But overwhelming, nonetheless. The album that Frisell was heading off to record last week sprang from the commotion that is his jazz life. Commissioned to write a piece for the Monterey Jazz Festival, Frisell went to northern California last fall in search of solitude. A ranch in Big Sur, south of Monterey.

I went there to be by myself,” he says. “It’s huge, the most beautiful place you’ve ever seen. Except for the caretaker, I was pretty much alone for a week for the two times I was there, to try to write music.

Curiously, another artist had once sought out the solace of Big Sur: the writer Jack Kerouac.

On the Road had just come out, he was getting some success, and drinking a lot,” Frisell says. “Things were way out of control. Everybody was recognizing him, and he went to Big Sur to try and clean himself up a little bit. I wasn’t going through some kind of drug withdrawal …”

Frisell had bought a copy of the book that Kerouac wrote while there, Big Sur, and took it with him. True, Frisell wasn’t seeking quite the same kind of withdrawal as Kerouac, but he recognized the solutions that the writer found in that beautifully desolate landscape.

The book starts out with him getting there, with all of the craziness going on in his life,” Frisell says. “The description of him walking up this canyon in the middle of the night, trying to find this little cabin, was just like my experience. When I got there, it was late and a dark night, I didn’t know what I was getting into.

Reading that book was an inspiration. The similarity to when he went up there and wrote, just getting off that roller coaster, and how it allows you to get inside yourself. Being in that place allowed me to deal with what seems like the hardest thing now, finding quiet. I needed the space to let the music come out.”

Kerouac and his Beat Generation pals were well-known for their love of jazz. Kerouac was particularly fond of the saxophonist Charlie Parker. The music that Frisell came up with likely won’t sound like Parker. And that was never the idea.

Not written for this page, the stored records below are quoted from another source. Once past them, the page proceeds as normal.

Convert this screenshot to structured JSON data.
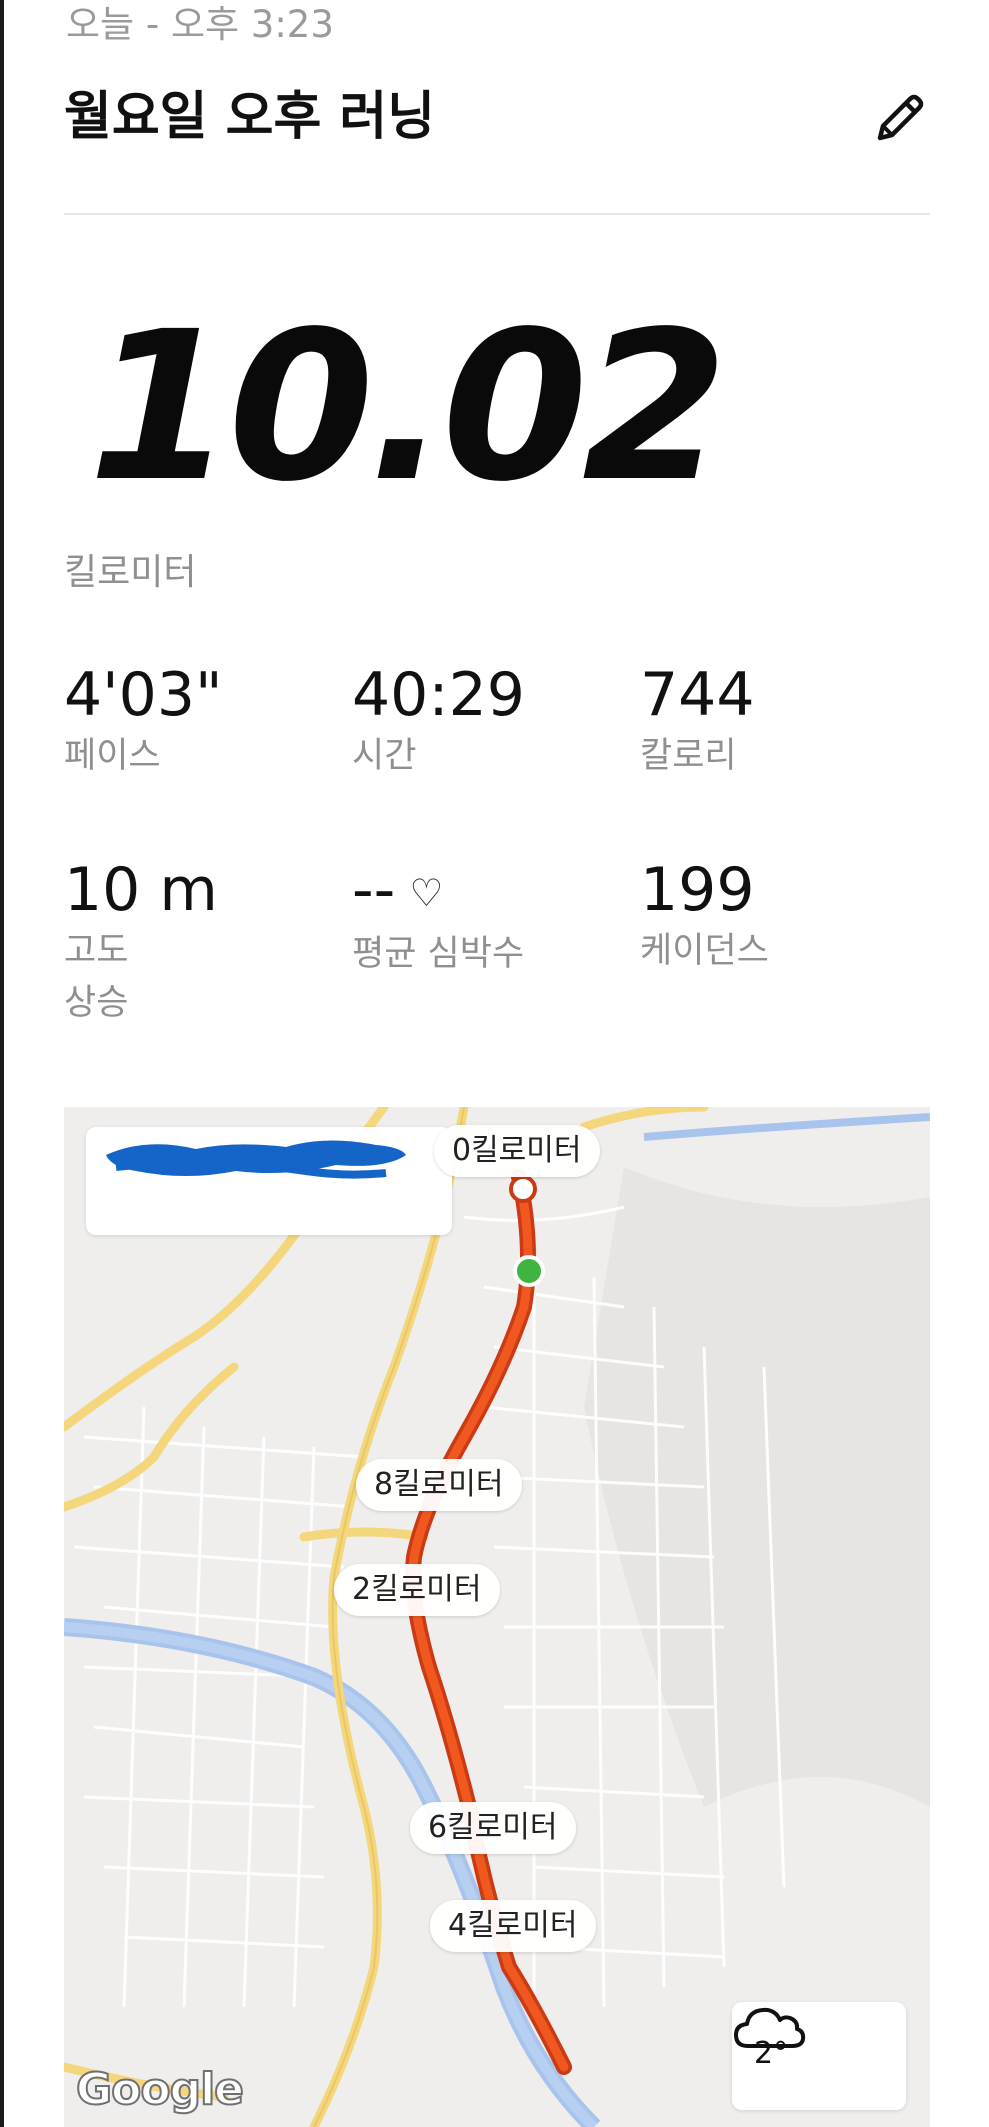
{
  "header": {
    "date": "오늘 - 오후 3:23",
    "title": "월요일 오후 러닝",
    "edit_icon": "pencil-icon"
  },
  "summary": {
    "distance": "10.02",
    "distance_unit": "킬로미터"
  },
  "stats": [
    {
      "value": "4'03\"",
      "label": "페이스"
    },
    {
      "value": "40:29",
      "label": "시간"
    },
    {
      "value": "744",
      "label": "칼로리"
    },
    {
      "value": "10 m",
      "label": "고도\n상승"
    },
    {
      "value": "--",
      "label": "평균 심박수",
      "icon": "heart-icon"
    },
    {
      "value": "199",
      "label": "케이던스"
    }
  ],
  "map": {
    "markers": {
      "km0": "0킬로미터",
      "km8": "8킬로미터",
      "km2": "2킬로미터",
      "km6": "6킬로미터",
      "km4": "4킬로미터"
    },
    "weather": {
      "temperature": "2°",
      "icon": "cloud-icon"
    },
    "attribution": "Google",
    "route_color": "#e8461c",
    "start_color": "#3fb43f",
    "road_color": "#f4d77c",
    "river_color": "#a9c4ec",
    "redaction_color": "#1565c8"
  }
}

The music, I don’t even know where it really comes from,” Frisell says. “When I try to pin it down, it gets stuck. I was on a ranch up on these cliffs overlooking this ocean, I forget how many acres, but it’s as far as you can see. I’d just walked around, looking. I brought a little notebook with me and tried to write down melodies, whatever came into my head, before going back into the real world and try to put it all together.”